A 0.036% Nb microalloyed steel was deformed in torsion over the temperature range 816–896°C in a 2%H2–Ar gas atmosphere. Strains of 0.5–5.0 were applied at strain rates of 0.04 and 0.4 s−1. The experimental parameters were varied in order to study the effects of strain, strain rate and temperature on the formation of ferrite by dynamic transformation (DT) at temperatures above the Ae3. The critical strain for ferrite formation by DT was 0.5 and the volume fraction formed increased with strain and slightly with strain rate. It was also observed that the applied strain has a far greater influence on the transformation than the time. Average ferrite grain sizes of 2 to 3.5 μm were produced, the size increasing with the transformation temperature and decreasing strain rate. By comparison with the behavior of plain C steels, it is evident that the addition of niobium slows the reverse transformation to a considerable degree.
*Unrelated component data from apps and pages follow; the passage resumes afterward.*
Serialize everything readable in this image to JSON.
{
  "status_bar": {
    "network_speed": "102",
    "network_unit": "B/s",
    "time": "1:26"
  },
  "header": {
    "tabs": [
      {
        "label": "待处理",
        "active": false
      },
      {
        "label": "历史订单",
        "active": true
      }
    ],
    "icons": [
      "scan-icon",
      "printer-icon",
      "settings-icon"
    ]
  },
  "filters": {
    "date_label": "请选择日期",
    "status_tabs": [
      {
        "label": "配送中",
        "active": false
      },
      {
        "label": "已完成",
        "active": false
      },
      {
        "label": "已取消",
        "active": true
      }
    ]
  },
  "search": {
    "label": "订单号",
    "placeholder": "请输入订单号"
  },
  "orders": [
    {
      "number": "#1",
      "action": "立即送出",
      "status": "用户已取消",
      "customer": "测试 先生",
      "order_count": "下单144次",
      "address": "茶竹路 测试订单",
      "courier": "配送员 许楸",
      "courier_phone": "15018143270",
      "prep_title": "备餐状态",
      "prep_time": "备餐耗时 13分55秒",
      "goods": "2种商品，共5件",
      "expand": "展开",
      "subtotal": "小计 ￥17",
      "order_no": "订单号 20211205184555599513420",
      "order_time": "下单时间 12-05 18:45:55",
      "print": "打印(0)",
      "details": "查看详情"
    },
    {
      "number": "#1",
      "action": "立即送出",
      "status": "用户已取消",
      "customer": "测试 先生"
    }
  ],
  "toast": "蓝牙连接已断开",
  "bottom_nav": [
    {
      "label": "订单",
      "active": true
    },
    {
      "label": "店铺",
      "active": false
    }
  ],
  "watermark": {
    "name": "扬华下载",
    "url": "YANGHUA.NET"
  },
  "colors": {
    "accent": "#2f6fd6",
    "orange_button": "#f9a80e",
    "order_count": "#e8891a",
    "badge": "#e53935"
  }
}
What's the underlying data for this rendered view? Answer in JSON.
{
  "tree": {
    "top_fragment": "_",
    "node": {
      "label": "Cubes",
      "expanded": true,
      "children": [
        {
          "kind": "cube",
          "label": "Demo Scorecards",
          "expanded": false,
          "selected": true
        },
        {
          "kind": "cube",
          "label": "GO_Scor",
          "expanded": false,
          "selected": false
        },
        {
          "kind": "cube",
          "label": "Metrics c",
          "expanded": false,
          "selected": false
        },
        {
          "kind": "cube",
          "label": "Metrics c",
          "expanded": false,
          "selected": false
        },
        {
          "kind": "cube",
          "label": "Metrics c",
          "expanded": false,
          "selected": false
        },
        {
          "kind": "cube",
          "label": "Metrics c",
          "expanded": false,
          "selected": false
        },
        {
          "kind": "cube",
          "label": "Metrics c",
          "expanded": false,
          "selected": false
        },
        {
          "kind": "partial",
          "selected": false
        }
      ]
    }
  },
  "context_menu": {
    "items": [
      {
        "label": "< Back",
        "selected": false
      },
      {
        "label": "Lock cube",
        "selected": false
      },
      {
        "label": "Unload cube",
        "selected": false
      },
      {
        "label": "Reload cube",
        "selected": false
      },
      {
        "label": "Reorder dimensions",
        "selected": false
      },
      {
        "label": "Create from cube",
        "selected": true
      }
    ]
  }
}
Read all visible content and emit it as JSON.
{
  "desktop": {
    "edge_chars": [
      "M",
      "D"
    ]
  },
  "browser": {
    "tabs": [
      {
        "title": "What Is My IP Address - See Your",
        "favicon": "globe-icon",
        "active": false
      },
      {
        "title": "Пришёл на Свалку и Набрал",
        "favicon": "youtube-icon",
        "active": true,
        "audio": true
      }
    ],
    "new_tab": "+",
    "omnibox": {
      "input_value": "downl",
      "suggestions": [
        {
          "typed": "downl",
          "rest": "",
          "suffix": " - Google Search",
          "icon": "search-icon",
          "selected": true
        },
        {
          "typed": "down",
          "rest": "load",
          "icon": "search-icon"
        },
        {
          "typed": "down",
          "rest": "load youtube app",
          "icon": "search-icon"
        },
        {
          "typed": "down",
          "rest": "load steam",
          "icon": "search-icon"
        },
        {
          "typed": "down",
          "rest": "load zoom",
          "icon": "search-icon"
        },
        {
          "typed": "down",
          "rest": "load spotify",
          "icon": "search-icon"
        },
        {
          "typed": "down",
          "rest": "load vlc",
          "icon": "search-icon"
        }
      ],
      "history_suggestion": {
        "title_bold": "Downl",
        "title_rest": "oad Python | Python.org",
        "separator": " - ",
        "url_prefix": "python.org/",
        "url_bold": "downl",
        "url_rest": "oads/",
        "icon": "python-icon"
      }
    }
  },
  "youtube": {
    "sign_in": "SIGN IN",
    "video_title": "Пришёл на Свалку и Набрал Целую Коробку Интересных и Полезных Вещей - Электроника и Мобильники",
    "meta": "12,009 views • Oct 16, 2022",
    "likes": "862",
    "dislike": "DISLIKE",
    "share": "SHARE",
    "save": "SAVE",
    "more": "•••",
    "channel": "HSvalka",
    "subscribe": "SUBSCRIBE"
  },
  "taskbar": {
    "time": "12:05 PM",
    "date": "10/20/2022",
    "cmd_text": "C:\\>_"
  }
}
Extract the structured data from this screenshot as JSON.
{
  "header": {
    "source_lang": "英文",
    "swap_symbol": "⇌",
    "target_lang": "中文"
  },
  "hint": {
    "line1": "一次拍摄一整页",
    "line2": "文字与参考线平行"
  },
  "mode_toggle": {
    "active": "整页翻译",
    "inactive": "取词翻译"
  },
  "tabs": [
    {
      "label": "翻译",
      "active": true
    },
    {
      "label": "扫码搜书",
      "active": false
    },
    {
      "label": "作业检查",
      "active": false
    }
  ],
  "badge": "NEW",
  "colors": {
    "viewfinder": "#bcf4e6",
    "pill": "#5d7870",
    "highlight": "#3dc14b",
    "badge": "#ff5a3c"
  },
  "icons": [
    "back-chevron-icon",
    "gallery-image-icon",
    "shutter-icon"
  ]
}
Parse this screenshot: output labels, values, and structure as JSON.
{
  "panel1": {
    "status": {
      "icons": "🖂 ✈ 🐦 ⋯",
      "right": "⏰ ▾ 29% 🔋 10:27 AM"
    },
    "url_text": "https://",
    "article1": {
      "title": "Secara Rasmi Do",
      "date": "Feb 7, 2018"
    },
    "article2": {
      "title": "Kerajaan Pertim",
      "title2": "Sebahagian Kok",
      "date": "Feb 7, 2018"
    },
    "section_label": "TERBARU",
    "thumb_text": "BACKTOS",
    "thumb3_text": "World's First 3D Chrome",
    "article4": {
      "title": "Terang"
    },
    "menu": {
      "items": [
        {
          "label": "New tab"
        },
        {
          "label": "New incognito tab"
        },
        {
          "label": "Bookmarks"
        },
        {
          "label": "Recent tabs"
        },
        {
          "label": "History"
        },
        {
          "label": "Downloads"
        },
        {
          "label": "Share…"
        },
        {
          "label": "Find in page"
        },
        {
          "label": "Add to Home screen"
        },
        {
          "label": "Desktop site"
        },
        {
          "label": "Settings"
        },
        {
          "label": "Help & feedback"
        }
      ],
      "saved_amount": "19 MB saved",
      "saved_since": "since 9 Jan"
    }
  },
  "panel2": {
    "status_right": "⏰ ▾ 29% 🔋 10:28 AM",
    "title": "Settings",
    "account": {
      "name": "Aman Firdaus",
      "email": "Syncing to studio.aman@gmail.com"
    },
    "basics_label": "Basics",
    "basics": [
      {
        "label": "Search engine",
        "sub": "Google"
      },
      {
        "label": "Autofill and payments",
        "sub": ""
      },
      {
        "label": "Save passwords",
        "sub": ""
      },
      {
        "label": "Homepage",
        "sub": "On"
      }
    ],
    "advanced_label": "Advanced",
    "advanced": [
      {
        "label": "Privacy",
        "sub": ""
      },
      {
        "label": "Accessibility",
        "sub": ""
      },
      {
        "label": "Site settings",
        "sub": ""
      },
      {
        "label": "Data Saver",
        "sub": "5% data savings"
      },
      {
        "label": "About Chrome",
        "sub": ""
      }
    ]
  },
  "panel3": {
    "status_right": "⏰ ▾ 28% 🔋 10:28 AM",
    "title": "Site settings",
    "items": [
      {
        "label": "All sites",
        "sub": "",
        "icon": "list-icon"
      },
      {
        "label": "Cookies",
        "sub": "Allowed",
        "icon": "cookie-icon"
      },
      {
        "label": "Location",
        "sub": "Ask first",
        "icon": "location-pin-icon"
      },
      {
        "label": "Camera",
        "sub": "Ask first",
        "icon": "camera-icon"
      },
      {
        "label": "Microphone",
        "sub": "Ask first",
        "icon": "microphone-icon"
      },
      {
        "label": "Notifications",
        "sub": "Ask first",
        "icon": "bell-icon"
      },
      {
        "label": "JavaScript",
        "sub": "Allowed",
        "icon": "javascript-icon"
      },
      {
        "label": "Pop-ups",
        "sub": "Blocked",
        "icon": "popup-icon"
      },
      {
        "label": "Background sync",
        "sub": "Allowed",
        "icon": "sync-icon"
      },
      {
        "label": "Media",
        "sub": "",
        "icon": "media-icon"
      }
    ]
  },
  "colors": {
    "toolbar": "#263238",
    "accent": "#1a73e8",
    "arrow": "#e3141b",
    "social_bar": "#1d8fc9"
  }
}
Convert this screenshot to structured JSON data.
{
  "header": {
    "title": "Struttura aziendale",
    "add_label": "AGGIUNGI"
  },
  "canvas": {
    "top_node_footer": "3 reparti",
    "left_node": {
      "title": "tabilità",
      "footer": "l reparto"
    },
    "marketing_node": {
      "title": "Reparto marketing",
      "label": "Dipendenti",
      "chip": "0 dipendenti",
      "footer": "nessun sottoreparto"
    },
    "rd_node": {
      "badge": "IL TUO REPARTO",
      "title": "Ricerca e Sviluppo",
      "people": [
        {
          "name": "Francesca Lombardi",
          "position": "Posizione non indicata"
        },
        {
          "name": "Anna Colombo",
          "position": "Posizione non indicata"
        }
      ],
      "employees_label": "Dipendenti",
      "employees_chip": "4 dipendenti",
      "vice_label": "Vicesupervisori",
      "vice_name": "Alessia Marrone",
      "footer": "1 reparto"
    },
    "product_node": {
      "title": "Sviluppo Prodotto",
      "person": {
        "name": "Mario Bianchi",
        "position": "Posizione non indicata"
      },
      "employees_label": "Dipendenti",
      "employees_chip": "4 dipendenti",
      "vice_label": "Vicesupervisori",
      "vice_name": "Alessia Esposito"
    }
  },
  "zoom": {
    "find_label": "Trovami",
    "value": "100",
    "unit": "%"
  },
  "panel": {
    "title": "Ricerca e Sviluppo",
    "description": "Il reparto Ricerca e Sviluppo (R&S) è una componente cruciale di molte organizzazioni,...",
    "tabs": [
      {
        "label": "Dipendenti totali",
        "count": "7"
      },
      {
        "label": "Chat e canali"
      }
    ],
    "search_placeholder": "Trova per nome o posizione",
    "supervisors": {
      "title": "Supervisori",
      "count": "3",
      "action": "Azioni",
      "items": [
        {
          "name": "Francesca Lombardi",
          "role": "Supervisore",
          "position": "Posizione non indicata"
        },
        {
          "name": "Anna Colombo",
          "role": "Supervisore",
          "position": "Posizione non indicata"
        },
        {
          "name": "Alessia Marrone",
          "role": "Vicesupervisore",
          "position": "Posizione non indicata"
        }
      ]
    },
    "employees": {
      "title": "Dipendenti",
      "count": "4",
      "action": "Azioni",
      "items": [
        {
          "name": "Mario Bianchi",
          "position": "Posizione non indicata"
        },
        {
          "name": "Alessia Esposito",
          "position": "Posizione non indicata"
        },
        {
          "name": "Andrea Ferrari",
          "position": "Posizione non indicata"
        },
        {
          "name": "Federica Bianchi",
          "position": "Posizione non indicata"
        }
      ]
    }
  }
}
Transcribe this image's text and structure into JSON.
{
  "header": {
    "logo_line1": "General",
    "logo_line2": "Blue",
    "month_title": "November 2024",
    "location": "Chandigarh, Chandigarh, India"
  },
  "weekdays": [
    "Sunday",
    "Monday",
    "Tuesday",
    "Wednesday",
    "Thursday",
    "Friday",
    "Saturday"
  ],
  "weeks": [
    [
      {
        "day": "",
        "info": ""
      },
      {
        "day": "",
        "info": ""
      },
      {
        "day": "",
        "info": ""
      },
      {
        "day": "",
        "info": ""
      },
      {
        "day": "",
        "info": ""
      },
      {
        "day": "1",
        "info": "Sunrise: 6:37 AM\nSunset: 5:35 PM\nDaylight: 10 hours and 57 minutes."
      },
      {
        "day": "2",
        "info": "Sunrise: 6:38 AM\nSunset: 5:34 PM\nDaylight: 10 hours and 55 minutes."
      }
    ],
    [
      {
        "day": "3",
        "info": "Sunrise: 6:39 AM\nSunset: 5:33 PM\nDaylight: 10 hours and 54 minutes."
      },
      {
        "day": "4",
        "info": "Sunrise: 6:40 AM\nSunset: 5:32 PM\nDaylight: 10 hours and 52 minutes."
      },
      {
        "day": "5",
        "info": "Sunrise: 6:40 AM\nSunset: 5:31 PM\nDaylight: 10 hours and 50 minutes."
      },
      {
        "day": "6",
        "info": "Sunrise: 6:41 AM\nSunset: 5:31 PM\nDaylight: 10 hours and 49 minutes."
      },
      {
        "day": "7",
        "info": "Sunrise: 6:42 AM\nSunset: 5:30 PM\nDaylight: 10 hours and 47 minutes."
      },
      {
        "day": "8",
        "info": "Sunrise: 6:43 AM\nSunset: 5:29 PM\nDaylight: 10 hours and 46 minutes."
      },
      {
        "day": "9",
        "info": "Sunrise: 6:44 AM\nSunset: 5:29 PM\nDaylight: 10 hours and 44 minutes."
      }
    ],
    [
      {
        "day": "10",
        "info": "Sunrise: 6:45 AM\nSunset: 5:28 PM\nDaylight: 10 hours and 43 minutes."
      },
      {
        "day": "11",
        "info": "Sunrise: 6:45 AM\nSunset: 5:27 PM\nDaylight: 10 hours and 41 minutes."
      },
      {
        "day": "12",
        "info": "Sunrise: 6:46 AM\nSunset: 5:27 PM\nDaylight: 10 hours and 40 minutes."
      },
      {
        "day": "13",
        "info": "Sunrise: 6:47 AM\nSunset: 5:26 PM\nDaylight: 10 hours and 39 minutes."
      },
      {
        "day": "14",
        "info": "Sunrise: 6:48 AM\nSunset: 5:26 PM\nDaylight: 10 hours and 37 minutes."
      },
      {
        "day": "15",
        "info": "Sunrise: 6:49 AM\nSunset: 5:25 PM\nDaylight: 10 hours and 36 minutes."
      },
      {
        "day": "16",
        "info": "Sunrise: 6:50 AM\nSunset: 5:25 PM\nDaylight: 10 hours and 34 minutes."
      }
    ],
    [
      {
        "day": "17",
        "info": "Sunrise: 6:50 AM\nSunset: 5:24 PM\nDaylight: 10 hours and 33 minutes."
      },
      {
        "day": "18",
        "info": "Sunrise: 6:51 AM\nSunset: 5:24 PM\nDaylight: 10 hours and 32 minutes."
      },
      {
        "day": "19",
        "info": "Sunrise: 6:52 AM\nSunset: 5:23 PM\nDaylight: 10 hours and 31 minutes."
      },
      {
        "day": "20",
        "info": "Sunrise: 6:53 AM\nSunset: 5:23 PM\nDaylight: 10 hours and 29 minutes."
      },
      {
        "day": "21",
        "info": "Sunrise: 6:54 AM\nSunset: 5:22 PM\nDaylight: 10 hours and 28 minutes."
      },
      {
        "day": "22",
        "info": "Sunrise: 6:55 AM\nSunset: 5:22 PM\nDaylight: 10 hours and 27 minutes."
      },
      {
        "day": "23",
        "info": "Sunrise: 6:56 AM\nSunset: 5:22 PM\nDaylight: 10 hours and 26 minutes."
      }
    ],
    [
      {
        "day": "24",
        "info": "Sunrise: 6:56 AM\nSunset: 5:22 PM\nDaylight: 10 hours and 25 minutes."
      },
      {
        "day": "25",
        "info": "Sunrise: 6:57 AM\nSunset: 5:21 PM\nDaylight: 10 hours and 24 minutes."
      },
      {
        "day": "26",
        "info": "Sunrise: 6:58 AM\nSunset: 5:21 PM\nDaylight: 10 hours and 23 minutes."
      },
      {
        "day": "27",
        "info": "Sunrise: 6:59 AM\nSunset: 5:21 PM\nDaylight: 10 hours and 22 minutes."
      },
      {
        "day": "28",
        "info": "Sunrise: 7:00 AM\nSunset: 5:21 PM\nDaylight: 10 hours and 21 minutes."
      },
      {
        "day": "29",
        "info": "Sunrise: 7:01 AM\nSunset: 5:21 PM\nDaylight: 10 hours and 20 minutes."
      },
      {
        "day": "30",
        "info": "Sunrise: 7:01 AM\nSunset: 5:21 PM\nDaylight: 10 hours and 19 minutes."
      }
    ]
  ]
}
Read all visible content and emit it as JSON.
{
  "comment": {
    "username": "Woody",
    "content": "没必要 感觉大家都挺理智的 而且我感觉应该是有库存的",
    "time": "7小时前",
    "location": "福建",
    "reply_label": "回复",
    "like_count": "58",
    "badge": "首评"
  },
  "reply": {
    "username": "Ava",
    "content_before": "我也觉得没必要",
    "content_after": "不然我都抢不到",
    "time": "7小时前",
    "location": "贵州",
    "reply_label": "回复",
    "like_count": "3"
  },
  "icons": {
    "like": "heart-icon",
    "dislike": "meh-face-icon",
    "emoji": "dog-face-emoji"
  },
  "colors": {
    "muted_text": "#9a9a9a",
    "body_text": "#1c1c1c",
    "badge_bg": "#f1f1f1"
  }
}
Two stages were detected in the reverse transformation: i) in stage I, observed during the initial 200 s of isothermal holding, the deformation-induced ferrite was fairly stable; ii) in stage II, observed after 200 s of holding, the reverse transformation began to take place, going to completion in about 400 s. The results of these experiments support the view that it is the stored energy of the ‘inhomogeneously’ distributed dislocation (i.e. those in shear bands and sub-boundaries) that provides the driving force for such “non-equilibrium” transformation.